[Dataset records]
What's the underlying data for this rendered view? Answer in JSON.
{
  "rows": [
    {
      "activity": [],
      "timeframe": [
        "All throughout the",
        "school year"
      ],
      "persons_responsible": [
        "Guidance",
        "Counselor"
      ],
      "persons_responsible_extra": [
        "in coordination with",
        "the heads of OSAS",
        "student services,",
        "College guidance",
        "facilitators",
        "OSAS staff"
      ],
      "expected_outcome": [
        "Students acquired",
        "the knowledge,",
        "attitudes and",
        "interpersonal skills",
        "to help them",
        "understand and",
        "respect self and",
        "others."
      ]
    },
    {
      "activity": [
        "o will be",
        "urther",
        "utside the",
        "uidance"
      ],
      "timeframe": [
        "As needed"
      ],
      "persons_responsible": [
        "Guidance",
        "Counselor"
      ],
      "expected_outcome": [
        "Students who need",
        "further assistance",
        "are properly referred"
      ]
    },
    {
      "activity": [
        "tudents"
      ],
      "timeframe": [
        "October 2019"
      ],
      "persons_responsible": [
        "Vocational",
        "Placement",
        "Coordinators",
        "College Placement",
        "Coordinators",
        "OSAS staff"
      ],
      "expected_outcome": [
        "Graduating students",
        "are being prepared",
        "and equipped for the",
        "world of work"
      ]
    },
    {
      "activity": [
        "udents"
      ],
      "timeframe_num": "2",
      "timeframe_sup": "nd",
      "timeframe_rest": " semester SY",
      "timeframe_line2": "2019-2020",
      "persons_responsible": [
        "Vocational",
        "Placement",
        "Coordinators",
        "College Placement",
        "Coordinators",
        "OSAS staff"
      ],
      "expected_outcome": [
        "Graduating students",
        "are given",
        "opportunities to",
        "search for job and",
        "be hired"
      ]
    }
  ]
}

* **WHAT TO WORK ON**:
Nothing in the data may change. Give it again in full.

* **SOLUTION BELOW**:
What's the underlying data for this rendered view? Answer in JSON.
{
  "rows": [
    {
      "activity": [],
      "timeframe": [
        "All throughout the",
        "school year"
      ],
      "persons_responsible": [
        "Guidance",
        "Counselor"
      ],
      "persons_responsible_extra": [
        "in coordination with",
        "the heads of OSAS",
        "student services,",
        "College guidance",
        "facilitators",
        "OSAS staff"
      ],
      "expected_outcome": [
        "Students acquired",
        "the knowledge,",
        "attitudes and",
        "interpersonal skills",
        "to help them",
        "understand and",
        "respect self and",
        "others."
      ]
    },
    {
      "activity": [
        "o will be",
        "urther",
        "utside the",
        "uidance"
      ],
      "timeframe": [
        "As needed"
      ],
      "persons_responsible": [
        "Guidance",
        "Counselor"
      ],
      "expected_outcome": [
        "Students who need",
        "further assistance",
        "are properly referred"
      ]
    },
    {
      "activity": [
        "tudents"
      ],
      "timeframe": [
        "October 2019"
      ],
      "persons_responsible": [
        "Vocational",
        "Placement",
        "Coordinators",
        "College Placement",
        "Coordinators",
        "OSAS staff"
      ],
      "expected_outcome": [
        "Graduating students",
        "are being prepared",
        "and equipped for the",
        "world of work"
      ]
    },
    {
      "activity": [
        "udents"
      ],
      "timeframe_num": "2",
      "timeframe_sup": "nd",
      "timeframe_rest": " semester SY",
      "timeframe_line2": "2019-2020",
      "persons_responsible": [
        "Vocational",
        "Placement",
        "Coordinators",
        "College Placement",
        "Coordinators",
        "OSAS staff"
      ],
      "expected_outcome": [
        "Graduating students",
        "are given",
        "opportunities to",
        "search for job and",
        "be hired"
      ]
    }
  ]
}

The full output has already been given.